Baraga SP upgrade will modernize its facilities

A $1.2 million improvement project at the Baraga State Park will mean more electric hookups available but fewer camping sites.

“We’re combining sites and adding pull-throughs,” said Dan Dowdy, Department of Natural Resources (DNR) unit supervisor for Baraga State Park.

The park, which currently has 114 sites, will have 95 sites when the renovations are complete. Forty of the sites will have 50-amp electric hookups which, according to Dowdy, is double what is required by code. Fifteen sites around the park will be pull-through sites. Fourteen gravel sites near the south end of the park will have full utility hookups for RVs, which include water, electric and sewer.

The $1.2 million is being taken out of the DNR Parks and Recreation Fund. That fund is primarily fed by campsite fees, as well as other commercial purchases at parks, like firewood. Dowdy said this means the improvements are being paid for by the people who use the parks the most. The park does not receive any tax funding.

Dowdy said camping trends have changed, and Baraga State Park is not considered a “destination park” with a beach or other attractions. This has driven the need for park renovations.

People like pull-through sites to avoid having to back a 30-foot trailer into a space. There is more desire for sites with the electricity to support trailers and RVs with multiple air conditioning units and greater electricity demands. He also said the electrical system, some of which dates back to 1969, was outdated and out of code.

Along with layout and electric grid changes, the wet wells for the park’s sewage system will be updated to accommodate the new sewer hookups.

The work will be completed in stages. Starting in May, the north part of the park will be closed until late in June. In July, the DNR plans to have the entire park open for a couple of weeks before closing the south end of the park for the rest of the season.
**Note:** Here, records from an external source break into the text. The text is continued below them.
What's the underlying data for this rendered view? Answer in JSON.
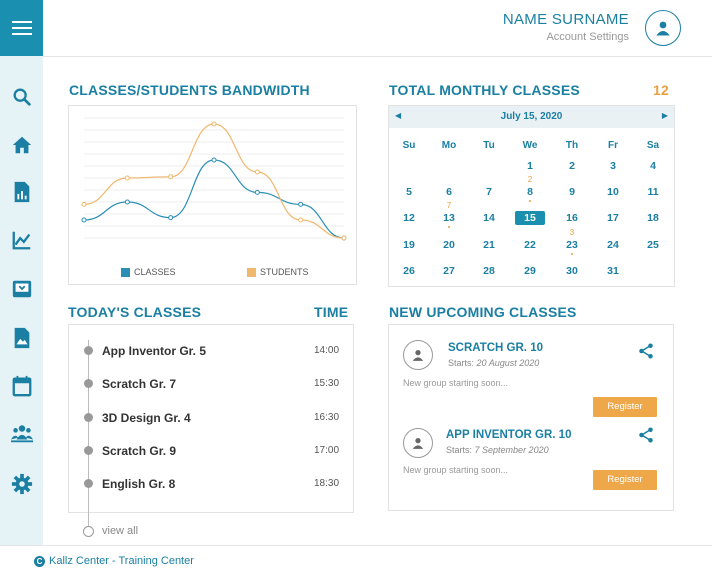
{
  "header": {
    "user_name": "NAME SURNAME",
    "account_settings": "Account Settings"
  },
  "sidebar": {
    "items": [
      {
        "icon": "search-icon"
      },
      {
        "icon": "home-icon"
      },
      {
        "icon": "report-icon"
      },
      {
        "icon": "analytics-icon"
      },
      {
        "icon": "inbox-icon"
      },
      {
        "icon": "image-file-icon"
      },
      {
        "icon": "calendar-icon"
      },
      {
        "icon": "group-icon"
      },
      {
        "icon": "settings-icon"
      }
    ]
  },
  "bandwidth": {
    "title": "CLASSES/STUDENTS  BANDWIDTH",
    "legend_classes": "CLASSES",
    "legend_students": "STUDENTS",
    "color_classes": "#2b8fb5",
    "color_students": "#f0b86e"
  },
  "chart_data": {
    "type": "line",
    "title": "CLASSES/STUDENTS  BANDWIDTH",
    "x": [
      1,
      2,
      3,
      4,
      5,
      6,
      7
    ],
    "ylim": [
      0,
      100
    ],
    "grid": true,
    "legend_position": "bottom",
    "series": [
      {
        "name": "CLASSES",
        "values": [
          15,
          30,
          17,
          65,
          38,
          28,
          0
        ],
        "color": "#2b8fb5"
      },
      {
        "name": "STUDENTS",
        "values": [
          28,
          50,
          51,
          95,
          55,
          15,
          0
        ],
        "color": "#f0b86e"
      }
    ]
  },
  "monthly": {
    "title": "TOTAL MONTHLY CLASSES",
    "count": "12",
    "month_label": "July 15, 2020",
    "days_of_week": [
      "Su",
      "Mo",
      "Tu",
      "We",
      "Th",
      "Fr",
      "Sa"
    ],
    "weeks": [
      [
        "",
        "",
        "",
        "1",
        "2",
        "3",
        "4"
      ],
      [
        "5",
        "6",
        "7",
        "8",
        "9",
        "10",
        "11"
      ],
      [
        "12",
        "13",
        "14",
        "15",
        "16",
        "17",
        "18"
      ],
      [
        "19",
        "20",
        "21",
        "22",
        "23",
        "24",
        "25"
      ],
      [
        "26",
        "27",
        "28",
        "29",
        "30",
        "31",
        ""
      ]
    ],
    "today": "15",
    "events": [
      {
        "day": "8",
        "count": "2"
      },
      {
        "day": "13",
        "count": "7"
      },
      {
        "day": "23",
        "count": "3"
      }
    ]
  },
  "today": {
    "title": "TODAY'S CLASSES",
    "time_label": "TIME",
    "classes": [
      {
        "name": "App Inventor Gr. 5",
        "time": "14:00"
      },
      {
        "name": "Scratch Gr. 7",
        "time": "15:30"
      },
      {
        "name": "3D Design Gr. 4",
        "time": "16:30"
      },
      {
        "name": "Scratch Gr. 9",
        "time": "17:00"
      },
      {
        "name": "English Gr. 8",
        "time": "18:30"
      }
    ],
    "view_all": "view all"
  },
  "upcoming": {
    "title": "NEW UPCOMING CLASSES",
    "items": [
      {
        "title": "SCRATCH  GR. 10",
        "starts_label": "Starts:",
        "starts_date": "20 August 2020",
        "desc": "New group starting soon...",
        "button": "Register"
      },
      {
        "title": "APP INVENTOR GR. 10",
        "starts_label": "Starts:",
        "starts_date": "7 September 2020",
        "desc": "New group starting soon...",
        "button": "Register"
      }
    ]
  },
  "footer": {
    "text": "Kallz Center - Training Center"
  }
}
Moyle Construction won the construction bid against five other bidders, according to Dowdy.

Dowdy said the closures might make the park harder to get into this summer, so if a camper has particular dates in mind, they should make site reservations as soon as possible.

All of the usual annual events at the park, like Christmas in July, are still planned.